Only an exact copy of the listing below will do.
START Input records
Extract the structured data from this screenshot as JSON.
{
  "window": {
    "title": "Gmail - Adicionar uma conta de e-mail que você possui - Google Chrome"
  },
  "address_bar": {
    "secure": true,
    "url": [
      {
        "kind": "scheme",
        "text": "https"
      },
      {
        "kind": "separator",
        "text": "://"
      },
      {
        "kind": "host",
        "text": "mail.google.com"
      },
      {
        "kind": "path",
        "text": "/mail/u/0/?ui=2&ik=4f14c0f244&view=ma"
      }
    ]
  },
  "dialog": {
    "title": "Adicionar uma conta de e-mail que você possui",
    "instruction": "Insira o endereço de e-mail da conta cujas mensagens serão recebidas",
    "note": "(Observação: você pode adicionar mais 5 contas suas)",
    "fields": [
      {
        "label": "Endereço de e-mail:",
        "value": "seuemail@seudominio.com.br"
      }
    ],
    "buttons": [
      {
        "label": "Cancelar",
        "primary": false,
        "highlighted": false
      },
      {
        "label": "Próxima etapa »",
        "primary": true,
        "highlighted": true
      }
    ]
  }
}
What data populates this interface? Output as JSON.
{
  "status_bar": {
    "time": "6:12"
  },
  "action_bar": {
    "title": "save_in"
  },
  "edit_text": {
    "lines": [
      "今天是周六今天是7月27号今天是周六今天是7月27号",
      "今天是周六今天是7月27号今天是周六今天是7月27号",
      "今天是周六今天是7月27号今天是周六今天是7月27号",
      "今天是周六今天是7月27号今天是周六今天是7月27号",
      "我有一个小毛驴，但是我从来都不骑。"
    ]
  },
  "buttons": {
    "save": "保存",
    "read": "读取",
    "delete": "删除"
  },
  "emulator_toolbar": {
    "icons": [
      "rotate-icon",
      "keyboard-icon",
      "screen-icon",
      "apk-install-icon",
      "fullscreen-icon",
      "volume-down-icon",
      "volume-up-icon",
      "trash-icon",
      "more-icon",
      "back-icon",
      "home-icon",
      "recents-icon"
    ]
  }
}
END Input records
Result for this task:
Extract the structured data from this screenshot as JSON.
{
  "window": {
    "title": "Gmail - Adicionar uma conta de e-mail que você possui - Google Chrome"
  },
  "address_bar": {
    "secure": true,
    "url": [
      {
        "kind": "scheme",
        "text": "https"
      },
      {
        "kind": "separator",
        "text": "://"
      },
      {
        "kind": "host",
        "text": "mail.google.com"
      },
      {
        "kind": "path",
        "text": "/mail/u/0/?ui=2&ik=4f14c0f244&view=ma"
      }
    ]
  },
  "dialog": {
    "title": "Adicionar uma conta de e-mail que você possui",
    "instruction": "Insira o endereço de e-mail da conta cujas mensagens serão recebidas",
    "note": "(Observação: você pode adicionar mais 5 contas suas)",
    "fields": [
      {
        "label": "Endereço de e-mail:",
        "value": "seuemail@seudominio.com.br"
      }
    ],
    "buttons": [
      {
        "label": "Cancelar",
        "primary": false,
        "highlighted": false
      },
      {
        "label": "Próxima etapa »",
        "primary": true,
        "highlighted": true
      }
    ]
  }
}
What data populates this interface? Output as JSON.
{
  "status_bar": {
    "time": "6:12"
  },
  "action_bar": {
    "title": "save_in"
  },
  "edit_text": {
    "lines": [
      "今天是周六今天是7月27号今天是周六今天是7月27号",
      "今天是周六今天是7月27号今天是周六今天是7月27号",
      "今天是周六今天是7月27号今天是周六今天是7月27号",
      "今天是周六今天是7月27号今天是周六今天是7月27号",
      "我有一个小毛驴，但是我从来都不骑。"
    ]
  },
  "buttons": {
    "save": "保存",
    "read": "读取",
    "delete": "删除"
  },
  "emulator_toolbar": {
    "icons": [
      "rotate-icon",
      "keyboard-icon",
      "screen-icon",
      "apk-install-icon",
      "fullscreen-icon",
      "volume-down-icon",
      "volume-up-icon",
      "trash-icon",
      "more-icon",
      "back-icon",
      "home-icon",
      "recents-icon"
    ]
  }
}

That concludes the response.